#### Assigned task:
Once the images are set aside, print the remaining lines below exactly.

☆ ☆ ☆ ☆

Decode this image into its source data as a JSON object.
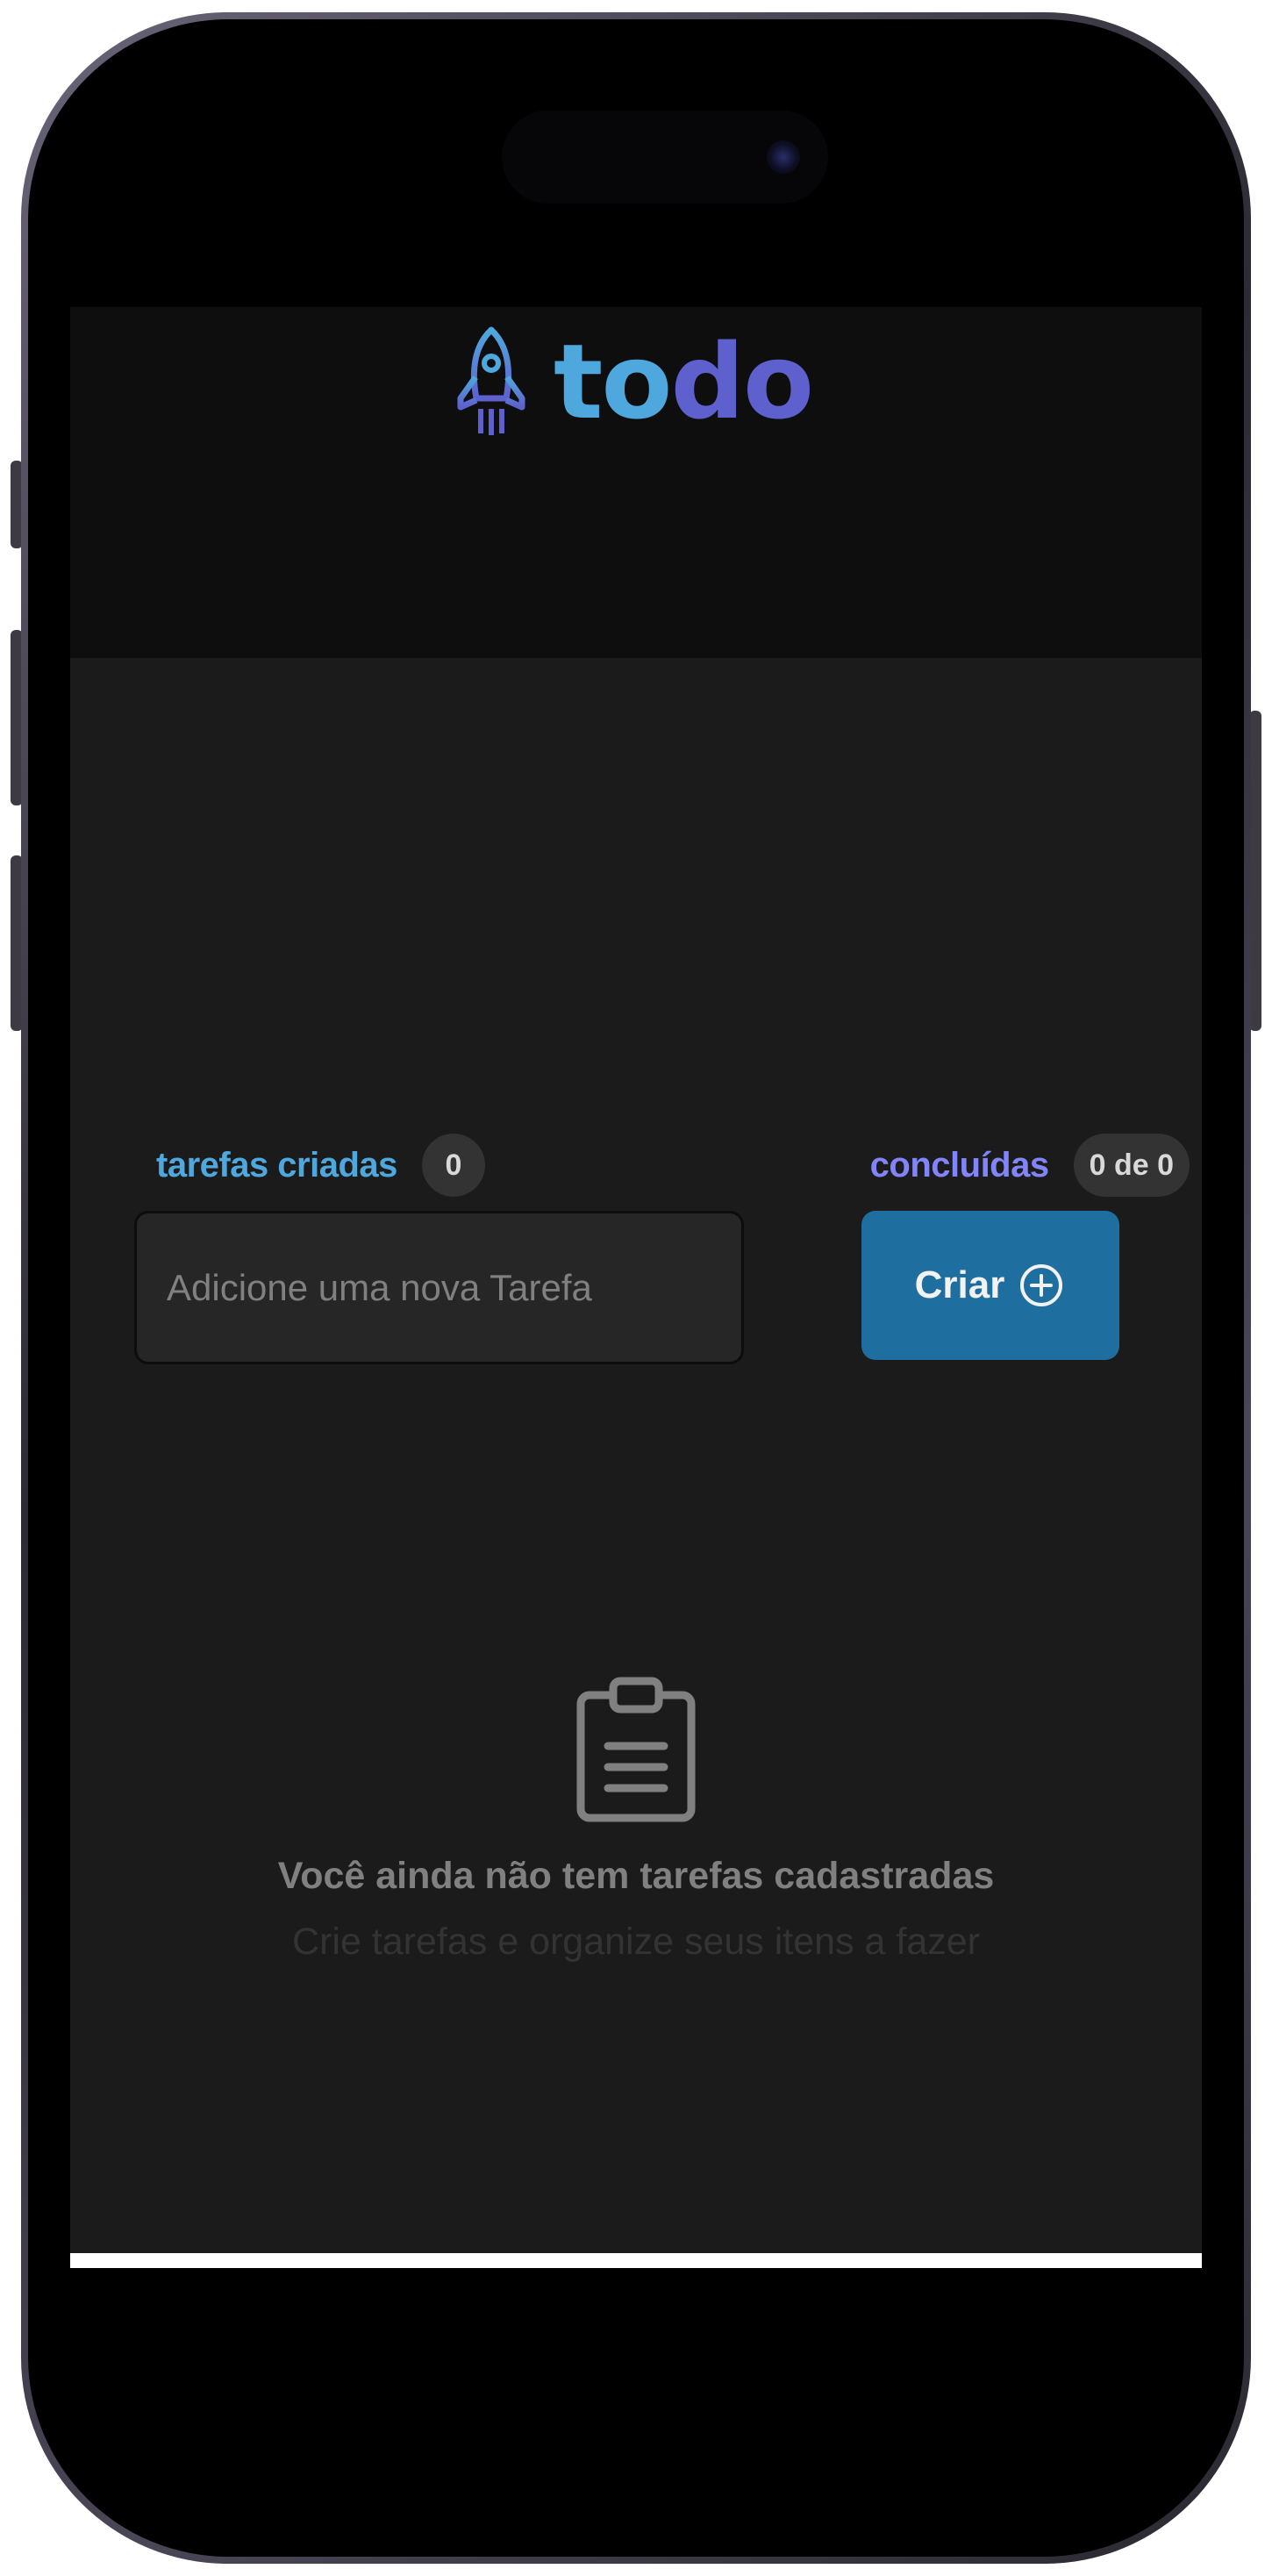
{
  "app": {
    "logo": {
      "icon": "rocket-icon",
      "text_part1": "to",
      "text_part2": "do"
    }
  },
  "counters": {
    "created_label": "tarefas criadas",
    "created_value": "0",
    "done_label": "concluídas",
    "done_value": "0 de 0"
  },
  "form": {
    "input_placeholder": "Adicione uma nova Tarefa",
    "input_value": "",
    "create_button_label": "Criar",
    "create_button_icon": "plus-circle-icon"
  },
  "empty_state": {
    "icon": "clipboard-icon",
    "title": "Você ainda não tem tarefas cadastradas",
    "subtitle": "Crie tarefas e organize seus itens a fazer"
  },
  "colors": {
    "blue": "#4ea8de",
    "purple": "#5e60ce",
    "purple_light": "#8284fa",
    "button": "#1e6f9f",
    "background": "#1b1b1b",
    "header": "#0e0e0e"
  }
}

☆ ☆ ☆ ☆

#### Answer box:
Decode this image into its source data as a JSON object.
{
  "app": {
    "logo": {
      "icon": "rocket-icon",
      "text_part1": "to",
      "text_part2": "do"
    }
  },
  "counters": {
    "created_label": "tarefas criadas",
    "created_value": "0",
    "done_label": "concluídas",
    "done_value": "0 de 0"
  },
  "form": {
    "input_placeholder": "Adicione uma nova Tarefa",
    "input_value": "",
    "create_button_label": "Criar",
    "create_button_icon": "plus-circle-icon"
  },
  "empty_state": {
    "icon": "clipboard-icon",
    "title": "Você ainda não tem tarefas cadastradas",
    "subtitle": "Crie tarefas e organize seus itens a fazer"
  },
  "colors": {
    "blue": "#4ea8de",
    "purple": "#5e60ce",
    "purple_light": "#8284fa",
    "button": "#1e6f9f",
    "background": "#1b1b1b",
    "header": "#0e0e0e"
  }
}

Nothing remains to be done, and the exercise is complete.